Illustrator Kat Gordon has been observing the unique people of London. Sketching down and stamping down her own style on the city London, Kat’s perception of the world around her is beautifully revealed. We speak to Kat about what inspires her to pick up a pencil and pen.
Hey! Please introduce yourself and what you do!
Hello, I’m Kat Gordon, a painter and illustrator based in Camberwell.
Tell me a little bit about your current project.
At the moment I’m working on a series of illustrations for a pads and tampons brand as well as my personal work.
What are the pros and cons you find daily about your practice?
The biggest pro is that I absolutely love doing it and I get a real buzz at the end the day if I’ve created something I’m happy with. I also like working my own hours. The cons are trying to find the right balance between personal work and commissions. It can also be hard to stop working sometimes when you’re in the flow. I don’t know if that’s a pro or a con!
When is the best time to work to get those creative juices going?
Morning and evening work best for me. However you really just need to get on with it. Unfortunately, deadlines don’t wait for inspiration and the best way to overcome a block is to start drawing and experimenting even when you don’t feel like it.
You print with us here at theprintspace, what is your go to paper of choice?
What do you like the most about using this paper?
The prints look like they are hand drawn and the colours are spot on. It’s hard to tell the difference between the print and the original. I love the texture of the paper too.
Where do you get your daily inspiration?
People watching. Everyday human interaction always inspires me. I’ve tried to create work without people in it, but I get bored quickly.
What makes you wake up each morning feeling pumped to create some new work?
Knowing that at the end of the day I will have created something new and unique. Oh and a good sleep and deadline always help too!
Are there any artists/photographers/writers/filmmakers or musicians where you have in mind when looking at creating new works?
Not so much when I’m looking at creating new works, but If I need a boost, I love to look at Thomas Eggerer, Jenny Saville, Lydon Hayes, Peter Doig and George Butler.
What advice would you give to someone who wanted to make a career out of your given practice?
Just start doing it. Do it every day. And do it for yourself, because when you’re happy your work is better.
What’s next for you?

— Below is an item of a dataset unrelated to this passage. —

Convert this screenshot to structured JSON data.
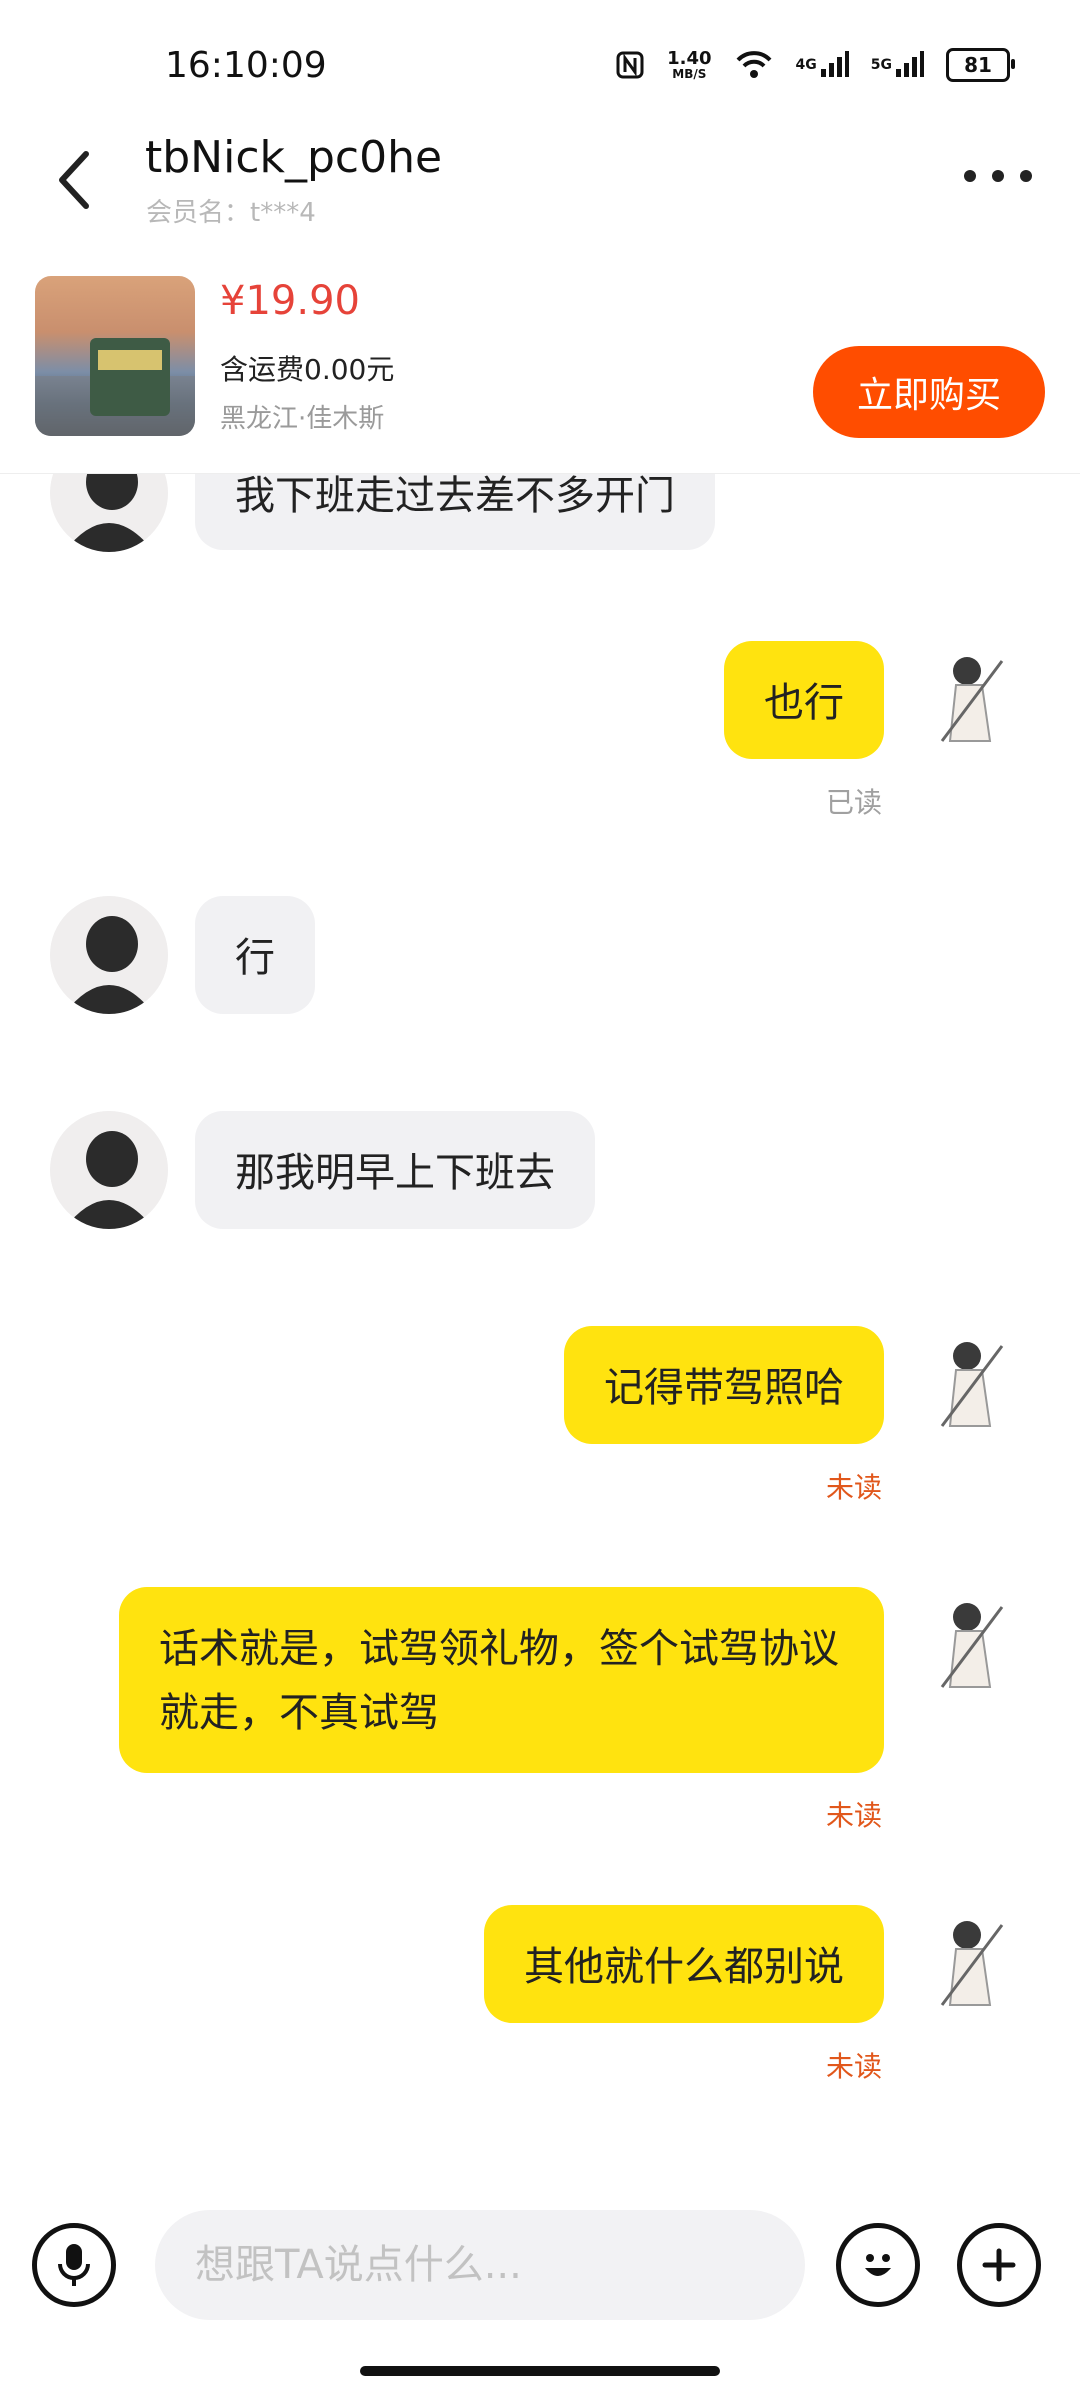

I’m hoping to start creating larger works in time for my open studios in a few months. There might also be a book of illustrations in the pipeline.
You’ve been a user of the hub for a while now, what paper do you use when you sell your prints?
Hahnemühle German Etching paper